---------- Entries provided

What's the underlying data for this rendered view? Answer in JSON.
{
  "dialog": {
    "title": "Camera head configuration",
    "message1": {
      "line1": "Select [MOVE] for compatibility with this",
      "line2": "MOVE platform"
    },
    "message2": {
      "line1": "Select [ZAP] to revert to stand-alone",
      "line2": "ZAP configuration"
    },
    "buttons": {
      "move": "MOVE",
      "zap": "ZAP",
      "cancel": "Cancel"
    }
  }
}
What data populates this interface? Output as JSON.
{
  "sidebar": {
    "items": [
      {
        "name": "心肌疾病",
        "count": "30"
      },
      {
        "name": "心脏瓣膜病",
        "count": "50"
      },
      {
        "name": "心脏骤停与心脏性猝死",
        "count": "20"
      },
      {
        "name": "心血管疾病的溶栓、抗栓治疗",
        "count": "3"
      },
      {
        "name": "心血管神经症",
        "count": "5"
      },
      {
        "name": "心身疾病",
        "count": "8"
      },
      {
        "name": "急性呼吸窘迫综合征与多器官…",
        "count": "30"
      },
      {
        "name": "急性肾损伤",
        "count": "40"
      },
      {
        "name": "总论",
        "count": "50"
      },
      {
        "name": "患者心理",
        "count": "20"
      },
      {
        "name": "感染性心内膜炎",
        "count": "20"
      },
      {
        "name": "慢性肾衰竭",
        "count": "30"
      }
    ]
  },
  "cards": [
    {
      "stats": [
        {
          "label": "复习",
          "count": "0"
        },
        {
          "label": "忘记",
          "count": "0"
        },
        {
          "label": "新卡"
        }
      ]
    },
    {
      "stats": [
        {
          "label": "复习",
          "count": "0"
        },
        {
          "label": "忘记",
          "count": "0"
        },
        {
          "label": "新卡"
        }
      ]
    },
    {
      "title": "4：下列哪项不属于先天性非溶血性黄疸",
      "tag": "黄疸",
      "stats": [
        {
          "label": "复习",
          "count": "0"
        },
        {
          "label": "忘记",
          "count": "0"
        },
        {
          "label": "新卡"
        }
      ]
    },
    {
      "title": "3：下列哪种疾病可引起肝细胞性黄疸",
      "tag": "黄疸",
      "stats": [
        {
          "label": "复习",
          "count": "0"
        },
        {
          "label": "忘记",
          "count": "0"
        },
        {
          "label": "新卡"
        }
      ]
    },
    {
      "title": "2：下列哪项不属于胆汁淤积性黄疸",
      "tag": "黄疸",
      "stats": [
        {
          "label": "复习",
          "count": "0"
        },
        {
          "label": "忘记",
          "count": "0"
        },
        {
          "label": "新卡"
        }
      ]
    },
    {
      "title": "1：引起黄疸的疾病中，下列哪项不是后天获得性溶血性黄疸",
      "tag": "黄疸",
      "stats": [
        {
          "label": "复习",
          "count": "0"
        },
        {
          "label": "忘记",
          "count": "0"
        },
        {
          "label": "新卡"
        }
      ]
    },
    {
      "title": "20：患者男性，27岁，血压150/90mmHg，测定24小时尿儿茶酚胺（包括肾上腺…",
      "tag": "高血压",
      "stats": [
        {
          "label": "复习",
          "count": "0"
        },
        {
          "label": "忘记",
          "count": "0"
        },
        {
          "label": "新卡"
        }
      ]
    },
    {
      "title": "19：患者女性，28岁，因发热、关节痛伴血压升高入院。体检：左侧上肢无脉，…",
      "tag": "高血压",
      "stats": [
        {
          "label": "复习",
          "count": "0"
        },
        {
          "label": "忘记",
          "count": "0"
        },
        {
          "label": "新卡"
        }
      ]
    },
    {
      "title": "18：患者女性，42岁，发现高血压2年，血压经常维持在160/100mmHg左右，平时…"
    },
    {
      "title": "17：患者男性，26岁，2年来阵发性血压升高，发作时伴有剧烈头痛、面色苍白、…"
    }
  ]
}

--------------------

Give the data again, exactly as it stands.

Response to the exercise »
What's the underlying data for this rendered view? Answer in JSON.
{
  "dialog": {
    "title": "Camera head configuration",
    "message1": {
      "line1": "Select [MOVE] for compatibility with this",
      "line2": "MOVE platform"
    },
    "message2": {
      "line1": "Select [ZAP] to revert to stand-alone",
      "line2": "ZAP configuration"
    },
    "buttons": {
      "move": "MOVE",
      "zap": "ZAP",
      "cancel": "Cancel"
    }
  }
}
What data populates this interface? Output as JSON.
{
  "sidebar": {
    "items": [
      {
        "name": "心肌疾病",
        "count": "30"
      },
      {
        "name": "心脏瓣膜病",
        "count": "50"
      },
      {
        "name": "心脏骤停与心脏性猝死",
        "count": "20"
      },
      {
        "name": "心血管疾病的溶栓、抗栓治疗",
        "count": "3"
      },
      {
        "name": "心血管神经症",
        "count": "5"
      },
      {
        "name": "心身疾病",
        "count": "8"
      },
      {
        "name": "急性呼吸窘迫综合征与多器官…",
        "count": "30"
      },
      {
        "name": "急性肾损伤",
        "count": "40"
      },
      {
        "name": "总论",
        "count": "50"
      },
      {
        "name": "患者心理",
        "count": "20"
      },
      {
        "name": "感染性心内膜炎",
        "count": "20"
      },
      {
        "name": "慢性肾衰竭",
        "count": "30"
      }
    ]
  },
  "cards": [
    {
      "stats": [
        {
          "label": "复习",
          "count": "0"
        },
        {
          "label": "忘记",
          "count": "0"
        },
        {
          "label": "新卡"
        }
      ]
    },
    {
      "stats": [
        {
          "label": "复习",
          "count": "0"
        },
        {
          "label": "忘记",
          "count": "0"
        },
        {
          "label": "新卡"
        }
      ]
    },
    {
      "title": "4：下列哪项不属于先天性非溶血性黄疸",
      "tag": "黄疸",
      "stats": [
        {
          "label": "复习",
          "count": "0"
        },
        {
          "label": "忘记",
          "count": "0"
        },
        {
          "label": "新卡"
        }
      ]
    },
    {
      "title": "3：下列哪种疾病可引起肝细胞性黄疸",
      "tag": "黄疸",
      "stats": [
        {
          "label": "复习",
          "count": "0"
        },
        {
          "label": "忘记",
          "count": "0"
        },
        {
          "label": "新卡"
        }
      ]
    },
    {
      "title": "2：下列哪项不属于胆汁淤积性黄疸",
      "tag": "黄疸",
      "stats": [
        {
          "label": "复习",
          "count": "0"
        },
        {
          "label": "忘记",
          "count": "0"
        },
        {
          "label": "新卡"
        }
      ]
    },
    {
      "title": "1：引起黄疸的疾病中，下列哪项不是后天获得性溶血性黄疸",
      "tag": "黄疸",
      "stats": [
        {
          "label": "复习",
          "count": "0"
        },
        {
          "label": "忘记",
          "count": "0"
        },
        {
          "label": "新卡"
        }
      ]
    },
    {
      "title": "20：患者男性，27岁，血压150/90mmHg，测定24小时尿儿茶酚胺（包括肾上腺…",
      "tag": "高血压",
      "stats": [
        {
          "label": "复习",
          "count": "0"
        },
        {
          "label": "忘记",
          "count": "0"
        },
        {
          "label": "新卡"
        }
      ]
    },
    {
      "title": "19：患者女性，28岁，因发热、关节痛伴血压升高入院。体检：左侧上肢无脉，…",
      "tag": "高血压",
      "stats": [
        {
          "label": "复习",
          "count": "0"
        },
        {
          "label": "忘记",
          "count": "0"
        },
        {
          "label": "新卡"
        }
      ]
    },
    {
      "title": "18：患者女性，42岁，发现高血压2年，血压经常维持在160/100mmHg左右，平时…"
    },
    {
      "title": "17：患者男性，26岁，2年来阵发性血压升高，发作时伴有剧烈头痛、面色苍白、…"
    }
  ]
}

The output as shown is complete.